*** Opening Input records ***

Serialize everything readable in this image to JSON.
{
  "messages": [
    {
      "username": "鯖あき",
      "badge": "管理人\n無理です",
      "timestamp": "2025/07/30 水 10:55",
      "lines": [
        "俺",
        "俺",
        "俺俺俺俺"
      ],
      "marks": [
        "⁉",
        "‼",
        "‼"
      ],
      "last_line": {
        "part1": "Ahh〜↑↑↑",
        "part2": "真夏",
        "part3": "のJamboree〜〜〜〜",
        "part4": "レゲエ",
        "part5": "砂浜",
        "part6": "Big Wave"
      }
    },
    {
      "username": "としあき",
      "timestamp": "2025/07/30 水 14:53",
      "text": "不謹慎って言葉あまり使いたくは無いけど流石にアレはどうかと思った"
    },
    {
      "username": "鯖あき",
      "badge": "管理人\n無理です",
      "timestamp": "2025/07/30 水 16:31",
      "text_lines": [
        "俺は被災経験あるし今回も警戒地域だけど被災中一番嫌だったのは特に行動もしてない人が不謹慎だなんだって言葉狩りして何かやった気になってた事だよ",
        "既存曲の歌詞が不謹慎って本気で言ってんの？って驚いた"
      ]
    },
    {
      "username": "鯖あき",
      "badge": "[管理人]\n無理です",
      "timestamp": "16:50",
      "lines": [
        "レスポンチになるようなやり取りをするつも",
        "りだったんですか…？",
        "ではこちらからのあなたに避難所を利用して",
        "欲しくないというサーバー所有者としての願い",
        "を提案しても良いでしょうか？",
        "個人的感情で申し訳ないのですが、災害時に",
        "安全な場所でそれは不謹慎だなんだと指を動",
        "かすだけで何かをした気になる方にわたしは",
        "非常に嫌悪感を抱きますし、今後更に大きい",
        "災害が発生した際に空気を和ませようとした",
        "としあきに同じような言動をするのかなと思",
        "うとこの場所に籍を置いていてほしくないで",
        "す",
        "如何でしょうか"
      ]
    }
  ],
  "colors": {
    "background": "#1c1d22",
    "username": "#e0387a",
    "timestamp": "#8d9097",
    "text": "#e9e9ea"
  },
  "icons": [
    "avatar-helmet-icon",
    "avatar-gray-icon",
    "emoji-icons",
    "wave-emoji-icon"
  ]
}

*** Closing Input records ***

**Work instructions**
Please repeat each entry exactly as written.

**Your response**
Serialize everything readable in this image to JSON.
{
  "messages": [
    {
      "username": "鯖あき",
      "badge": "管理人\n無理です",
      "timestamp": "2025/07/30 水 10:55",
      "lines": [
        "俺",
        "俺",
        "俺俺俺俺"
      ],
      "marks": [
        "⁉",
        "‼",
        "‼"
      ],
      "last_line": {
        "part1": "Ahh〜↑↑↑",
        "part2": "真夏",
        "part3": "のJamboree〜〜〜〜",
        "part4": "レゲエ",
        "part5": "砂浜",
        "part6": "Big Wave"
      }
    },
    {
      "username": "としあき",
      "timestamp": "2025/07/30 水 14:53",
      "text": "不謹慎って言葉あまり使いたくは無いけど流石にアレはどうかと思った"
    },
    {
      "username": "鯖あき",
      "badge": "管理人\n無理です",
      "timestamp": "2025/07/30 水 16:31",
      "text_lines": [
        "俺は被災経験あるし今回も警戒地域だけど被災中一番嫌だったのは特に行動もしてない人が不謹慎だなんだって言葉狩りして何かやった気になってた事だよ",
        "既存曲の歌詞が不謹慎って本気で言ってんの？って驚いた"
      ]
    },
    {
      "username": "鯖あき",
      "badge": "[管理人]\n無理です",
      "timestamp": "16:50",
      "lines": [
        "レスポンチになるようなやり取りをするつも",
        "りだったんですか…？",
        "ではこちらからのあなたに避難所を利用して",
        "欲しくないというサーバー所有者としての願い",
        "を提案しても良いでしょうか？",
        "個人的感情で申し訳ないのですが、災害時に",
        "安全な場所でそれは不謹慎だなんだと指を動",
        "かすだけで何かをした気になる方にわたしは",
        "非常に嫌悪感を抱きますし、今後更に大きい",
        "災害が発生した際に空気を和ませようとした",
        "としあきに同じような言動をするのかなと思",
        "うとこの場所に籍を置いていてほしくないで",
        "す",
        "如何でしょうか"
      ]
    }
  ],
  "colors": {
    "background": "#1c1d22",
    "username": "#e0387a",
    "timestamp": "#8d9097",
    "text": "#e9e9ea"
  },
  "icons": [
    "avatar-helmet-icon",
    "avatar-gray-icon",
    "emoji-icons",
    "wave-emoji-icon"
  ]
}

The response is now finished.